[INFORMATION PROVIDED]
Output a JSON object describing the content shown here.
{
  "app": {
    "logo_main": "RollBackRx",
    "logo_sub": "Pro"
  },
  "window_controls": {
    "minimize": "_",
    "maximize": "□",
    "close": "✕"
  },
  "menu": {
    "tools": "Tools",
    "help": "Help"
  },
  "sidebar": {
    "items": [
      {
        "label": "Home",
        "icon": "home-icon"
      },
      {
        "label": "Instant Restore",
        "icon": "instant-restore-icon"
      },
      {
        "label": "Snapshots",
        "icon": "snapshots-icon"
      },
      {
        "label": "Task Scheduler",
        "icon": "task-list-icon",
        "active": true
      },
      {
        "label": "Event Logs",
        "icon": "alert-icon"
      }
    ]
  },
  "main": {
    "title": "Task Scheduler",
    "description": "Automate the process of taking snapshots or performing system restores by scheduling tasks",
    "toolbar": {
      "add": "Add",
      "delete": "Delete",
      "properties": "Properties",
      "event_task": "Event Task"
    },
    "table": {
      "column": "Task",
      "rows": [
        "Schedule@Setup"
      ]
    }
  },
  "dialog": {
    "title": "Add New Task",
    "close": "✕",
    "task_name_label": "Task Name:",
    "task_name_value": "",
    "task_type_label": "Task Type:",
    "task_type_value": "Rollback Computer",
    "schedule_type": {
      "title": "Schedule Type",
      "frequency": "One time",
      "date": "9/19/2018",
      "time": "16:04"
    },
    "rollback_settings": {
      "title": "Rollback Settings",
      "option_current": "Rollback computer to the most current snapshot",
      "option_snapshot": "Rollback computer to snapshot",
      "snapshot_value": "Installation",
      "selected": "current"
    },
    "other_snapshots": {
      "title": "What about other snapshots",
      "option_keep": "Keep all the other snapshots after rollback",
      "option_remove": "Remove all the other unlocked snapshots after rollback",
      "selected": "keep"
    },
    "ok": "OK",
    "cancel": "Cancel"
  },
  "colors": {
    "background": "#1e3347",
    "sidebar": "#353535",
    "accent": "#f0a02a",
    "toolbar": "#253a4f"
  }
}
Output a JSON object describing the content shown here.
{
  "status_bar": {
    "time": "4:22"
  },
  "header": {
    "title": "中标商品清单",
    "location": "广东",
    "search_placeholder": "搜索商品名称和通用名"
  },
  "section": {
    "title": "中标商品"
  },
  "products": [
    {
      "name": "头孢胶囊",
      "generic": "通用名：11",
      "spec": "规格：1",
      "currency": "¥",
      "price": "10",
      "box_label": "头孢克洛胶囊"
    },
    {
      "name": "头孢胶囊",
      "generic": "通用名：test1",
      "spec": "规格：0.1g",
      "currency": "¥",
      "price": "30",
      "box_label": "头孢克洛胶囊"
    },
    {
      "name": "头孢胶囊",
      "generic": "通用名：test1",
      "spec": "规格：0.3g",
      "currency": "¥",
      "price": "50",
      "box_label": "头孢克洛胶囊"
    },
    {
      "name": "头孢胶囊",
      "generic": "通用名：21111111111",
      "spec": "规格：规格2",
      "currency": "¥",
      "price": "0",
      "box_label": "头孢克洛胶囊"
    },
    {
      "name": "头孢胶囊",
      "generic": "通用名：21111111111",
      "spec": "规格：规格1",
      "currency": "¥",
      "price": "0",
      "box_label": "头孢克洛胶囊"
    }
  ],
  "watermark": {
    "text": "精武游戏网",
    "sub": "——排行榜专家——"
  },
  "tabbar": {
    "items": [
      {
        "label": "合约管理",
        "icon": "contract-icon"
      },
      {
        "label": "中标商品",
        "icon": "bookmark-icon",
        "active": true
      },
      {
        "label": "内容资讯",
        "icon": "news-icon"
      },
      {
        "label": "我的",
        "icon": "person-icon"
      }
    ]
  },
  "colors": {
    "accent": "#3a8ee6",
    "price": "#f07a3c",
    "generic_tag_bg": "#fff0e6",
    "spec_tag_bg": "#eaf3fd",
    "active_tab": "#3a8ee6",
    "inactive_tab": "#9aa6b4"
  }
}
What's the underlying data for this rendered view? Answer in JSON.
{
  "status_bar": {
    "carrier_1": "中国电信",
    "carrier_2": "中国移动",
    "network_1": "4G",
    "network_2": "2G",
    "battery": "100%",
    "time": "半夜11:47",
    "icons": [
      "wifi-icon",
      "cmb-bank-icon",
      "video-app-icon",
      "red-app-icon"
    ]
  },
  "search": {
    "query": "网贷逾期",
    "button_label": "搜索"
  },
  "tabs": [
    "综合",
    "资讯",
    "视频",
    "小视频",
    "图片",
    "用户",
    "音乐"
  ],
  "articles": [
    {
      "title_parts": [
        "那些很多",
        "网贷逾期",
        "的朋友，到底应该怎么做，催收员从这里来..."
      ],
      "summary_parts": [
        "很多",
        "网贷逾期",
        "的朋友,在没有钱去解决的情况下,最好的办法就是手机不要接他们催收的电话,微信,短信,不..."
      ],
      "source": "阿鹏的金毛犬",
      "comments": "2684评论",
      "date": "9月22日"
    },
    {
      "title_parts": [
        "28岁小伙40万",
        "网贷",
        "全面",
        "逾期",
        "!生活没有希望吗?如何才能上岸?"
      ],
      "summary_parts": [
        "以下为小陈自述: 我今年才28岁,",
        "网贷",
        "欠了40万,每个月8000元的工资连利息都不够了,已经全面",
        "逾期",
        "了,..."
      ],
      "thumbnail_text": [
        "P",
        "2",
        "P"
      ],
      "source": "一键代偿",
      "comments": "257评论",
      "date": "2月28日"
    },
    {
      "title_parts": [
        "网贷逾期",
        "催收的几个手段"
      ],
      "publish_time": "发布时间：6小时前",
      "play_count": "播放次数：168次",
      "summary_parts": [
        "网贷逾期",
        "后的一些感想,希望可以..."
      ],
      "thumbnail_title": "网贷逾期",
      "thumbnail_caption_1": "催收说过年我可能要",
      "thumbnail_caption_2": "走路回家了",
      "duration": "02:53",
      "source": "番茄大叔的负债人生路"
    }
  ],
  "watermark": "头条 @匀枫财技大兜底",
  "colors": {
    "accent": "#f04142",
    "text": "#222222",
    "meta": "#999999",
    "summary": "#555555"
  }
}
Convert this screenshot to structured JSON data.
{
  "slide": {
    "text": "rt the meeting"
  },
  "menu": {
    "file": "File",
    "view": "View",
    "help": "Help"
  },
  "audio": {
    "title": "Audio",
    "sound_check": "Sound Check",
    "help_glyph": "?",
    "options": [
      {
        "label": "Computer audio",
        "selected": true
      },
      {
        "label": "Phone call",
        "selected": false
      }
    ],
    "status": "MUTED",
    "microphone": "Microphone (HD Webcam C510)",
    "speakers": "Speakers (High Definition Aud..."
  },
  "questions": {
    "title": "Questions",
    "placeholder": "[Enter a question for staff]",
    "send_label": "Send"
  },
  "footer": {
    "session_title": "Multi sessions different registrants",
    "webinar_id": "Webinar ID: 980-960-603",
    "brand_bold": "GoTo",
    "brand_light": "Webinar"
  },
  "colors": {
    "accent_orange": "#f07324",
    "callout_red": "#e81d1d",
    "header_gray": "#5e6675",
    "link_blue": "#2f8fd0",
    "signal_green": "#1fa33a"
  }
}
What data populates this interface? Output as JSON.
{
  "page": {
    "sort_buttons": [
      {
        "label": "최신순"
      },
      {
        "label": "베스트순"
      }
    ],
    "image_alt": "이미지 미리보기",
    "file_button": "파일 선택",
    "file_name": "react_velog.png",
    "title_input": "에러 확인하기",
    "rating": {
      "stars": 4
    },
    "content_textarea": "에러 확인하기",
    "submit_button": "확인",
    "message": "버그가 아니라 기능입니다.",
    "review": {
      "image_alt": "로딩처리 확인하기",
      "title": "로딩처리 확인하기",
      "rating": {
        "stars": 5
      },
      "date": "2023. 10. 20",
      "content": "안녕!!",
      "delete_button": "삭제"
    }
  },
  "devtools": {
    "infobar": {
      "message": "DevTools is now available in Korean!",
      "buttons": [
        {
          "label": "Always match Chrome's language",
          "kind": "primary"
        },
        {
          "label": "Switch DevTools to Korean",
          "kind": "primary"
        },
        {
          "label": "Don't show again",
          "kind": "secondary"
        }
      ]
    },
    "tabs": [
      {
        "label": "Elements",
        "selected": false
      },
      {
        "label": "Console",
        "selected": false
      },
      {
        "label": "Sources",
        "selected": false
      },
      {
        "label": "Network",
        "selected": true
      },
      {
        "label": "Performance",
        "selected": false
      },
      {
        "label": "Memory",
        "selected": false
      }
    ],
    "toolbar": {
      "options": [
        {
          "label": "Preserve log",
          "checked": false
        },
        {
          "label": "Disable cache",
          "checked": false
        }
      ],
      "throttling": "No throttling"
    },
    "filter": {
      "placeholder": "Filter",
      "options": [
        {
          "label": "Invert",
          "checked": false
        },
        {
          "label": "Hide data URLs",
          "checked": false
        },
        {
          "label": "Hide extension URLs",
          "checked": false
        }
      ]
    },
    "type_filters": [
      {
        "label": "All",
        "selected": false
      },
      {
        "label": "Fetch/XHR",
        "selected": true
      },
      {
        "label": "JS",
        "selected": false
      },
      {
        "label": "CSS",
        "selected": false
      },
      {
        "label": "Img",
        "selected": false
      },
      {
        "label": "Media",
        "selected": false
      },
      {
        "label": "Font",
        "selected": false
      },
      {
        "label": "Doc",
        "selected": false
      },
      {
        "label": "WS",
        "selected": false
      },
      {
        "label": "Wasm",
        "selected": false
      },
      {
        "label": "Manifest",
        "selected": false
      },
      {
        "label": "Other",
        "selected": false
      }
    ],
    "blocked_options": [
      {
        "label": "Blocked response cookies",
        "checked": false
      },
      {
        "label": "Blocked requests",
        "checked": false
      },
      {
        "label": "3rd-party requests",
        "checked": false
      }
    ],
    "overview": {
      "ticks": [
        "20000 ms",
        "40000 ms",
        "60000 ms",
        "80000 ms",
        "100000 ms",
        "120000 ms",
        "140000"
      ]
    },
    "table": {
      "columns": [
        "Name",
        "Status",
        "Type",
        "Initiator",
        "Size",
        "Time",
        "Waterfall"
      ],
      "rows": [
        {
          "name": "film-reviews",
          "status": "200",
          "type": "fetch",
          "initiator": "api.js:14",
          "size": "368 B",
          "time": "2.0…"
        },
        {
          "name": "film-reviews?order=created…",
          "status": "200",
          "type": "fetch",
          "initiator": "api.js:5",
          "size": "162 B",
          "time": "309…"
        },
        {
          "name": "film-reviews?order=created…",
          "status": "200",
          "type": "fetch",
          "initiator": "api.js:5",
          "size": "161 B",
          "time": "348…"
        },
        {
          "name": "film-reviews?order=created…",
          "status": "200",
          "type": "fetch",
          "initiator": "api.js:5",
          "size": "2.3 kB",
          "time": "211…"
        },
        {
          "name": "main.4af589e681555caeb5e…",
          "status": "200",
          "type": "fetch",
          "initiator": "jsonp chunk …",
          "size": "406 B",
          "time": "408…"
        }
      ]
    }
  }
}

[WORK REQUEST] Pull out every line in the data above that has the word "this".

[WRITTEN RESPONSE]
What's the underlying data for this rendered view? Answer in JSON.
Convert this screenshot to structured JSON data.
What data populates this interface? Output as JSON.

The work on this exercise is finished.